Power network management company Elia will finance the operation through a capital increase and own 60 percent of the grid, with infrastructure specialist IFM holding the rest, Swedish state-owned Vattenfall said in a statement.
The deal “reinforces our position in the perspective of participating in the constitution of a true European energy market,” Elia boss Daniel Dobbeni was quoted as saying.
The Vattenfall grid serves 18 million people in northern and eastern Germany and extends for 9,700 kilometres.
Elia is also working on reinforcing off-shore wind energy production aimed at feeding a large grid that will cover central and western Europe.

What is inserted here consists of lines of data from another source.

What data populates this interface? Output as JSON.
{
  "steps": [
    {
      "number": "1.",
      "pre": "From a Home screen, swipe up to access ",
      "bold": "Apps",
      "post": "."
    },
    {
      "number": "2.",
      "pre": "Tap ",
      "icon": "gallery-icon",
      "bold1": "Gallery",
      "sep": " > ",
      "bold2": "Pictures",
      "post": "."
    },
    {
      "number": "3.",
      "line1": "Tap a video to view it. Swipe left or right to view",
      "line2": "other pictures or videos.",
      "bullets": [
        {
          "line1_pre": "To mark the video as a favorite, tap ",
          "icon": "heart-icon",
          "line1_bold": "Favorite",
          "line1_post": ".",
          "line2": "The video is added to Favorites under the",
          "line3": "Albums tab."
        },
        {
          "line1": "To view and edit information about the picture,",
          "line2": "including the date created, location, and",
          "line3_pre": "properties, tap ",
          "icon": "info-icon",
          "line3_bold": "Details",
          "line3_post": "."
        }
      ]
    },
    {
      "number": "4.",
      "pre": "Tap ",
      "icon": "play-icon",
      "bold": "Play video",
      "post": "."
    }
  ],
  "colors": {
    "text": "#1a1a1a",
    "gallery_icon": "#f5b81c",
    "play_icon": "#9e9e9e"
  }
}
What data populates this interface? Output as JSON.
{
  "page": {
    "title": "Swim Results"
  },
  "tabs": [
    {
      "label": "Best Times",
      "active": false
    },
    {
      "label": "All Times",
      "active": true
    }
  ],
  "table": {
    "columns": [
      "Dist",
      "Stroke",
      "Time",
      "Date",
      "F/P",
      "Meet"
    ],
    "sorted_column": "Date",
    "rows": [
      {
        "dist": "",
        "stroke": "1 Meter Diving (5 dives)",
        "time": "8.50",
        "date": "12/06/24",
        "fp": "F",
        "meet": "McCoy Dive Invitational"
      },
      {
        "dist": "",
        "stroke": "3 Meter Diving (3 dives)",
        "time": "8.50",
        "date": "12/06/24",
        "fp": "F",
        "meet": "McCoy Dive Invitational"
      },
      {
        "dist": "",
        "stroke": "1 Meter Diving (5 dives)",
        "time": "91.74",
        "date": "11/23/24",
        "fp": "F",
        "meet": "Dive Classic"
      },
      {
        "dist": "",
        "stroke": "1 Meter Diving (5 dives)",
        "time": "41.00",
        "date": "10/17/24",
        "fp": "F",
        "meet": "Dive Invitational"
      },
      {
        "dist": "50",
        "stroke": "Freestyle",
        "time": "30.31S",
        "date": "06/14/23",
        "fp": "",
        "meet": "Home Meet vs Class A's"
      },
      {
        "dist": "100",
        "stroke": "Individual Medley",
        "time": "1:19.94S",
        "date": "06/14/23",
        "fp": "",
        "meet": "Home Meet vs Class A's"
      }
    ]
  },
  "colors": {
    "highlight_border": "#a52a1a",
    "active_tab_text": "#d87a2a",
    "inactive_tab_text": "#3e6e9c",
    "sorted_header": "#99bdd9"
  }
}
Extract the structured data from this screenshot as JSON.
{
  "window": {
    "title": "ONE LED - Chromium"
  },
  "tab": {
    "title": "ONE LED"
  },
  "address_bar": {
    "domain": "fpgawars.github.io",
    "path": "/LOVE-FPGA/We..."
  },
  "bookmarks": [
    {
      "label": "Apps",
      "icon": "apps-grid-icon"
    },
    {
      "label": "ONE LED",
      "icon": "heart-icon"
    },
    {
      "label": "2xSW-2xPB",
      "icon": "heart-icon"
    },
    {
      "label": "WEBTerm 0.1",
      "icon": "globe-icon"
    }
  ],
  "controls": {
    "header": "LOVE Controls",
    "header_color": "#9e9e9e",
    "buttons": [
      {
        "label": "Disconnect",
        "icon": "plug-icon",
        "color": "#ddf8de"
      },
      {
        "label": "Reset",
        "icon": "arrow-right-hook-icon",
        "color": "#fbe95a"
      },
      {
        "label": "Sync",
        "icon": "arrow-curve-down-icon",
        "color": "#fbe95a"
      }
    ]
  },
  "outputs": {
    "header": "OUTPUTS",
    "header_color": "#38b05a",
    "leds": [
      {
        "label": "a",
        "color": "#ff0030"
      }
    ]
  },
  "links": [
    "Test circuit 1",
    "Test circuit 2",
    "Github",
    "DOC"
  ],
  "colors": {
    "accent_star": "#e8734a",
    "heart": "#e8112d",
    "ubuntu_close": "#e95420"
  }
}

Vattenfall, the third biggest German electricity provider, also has operations in Sweden, Britain, Denmark, Finland, the Netherlands, Norway and Poland.
The European Commission has pressured major power companies in Germany to
separate energy production and distribution activities to enhance competition
and lower prices.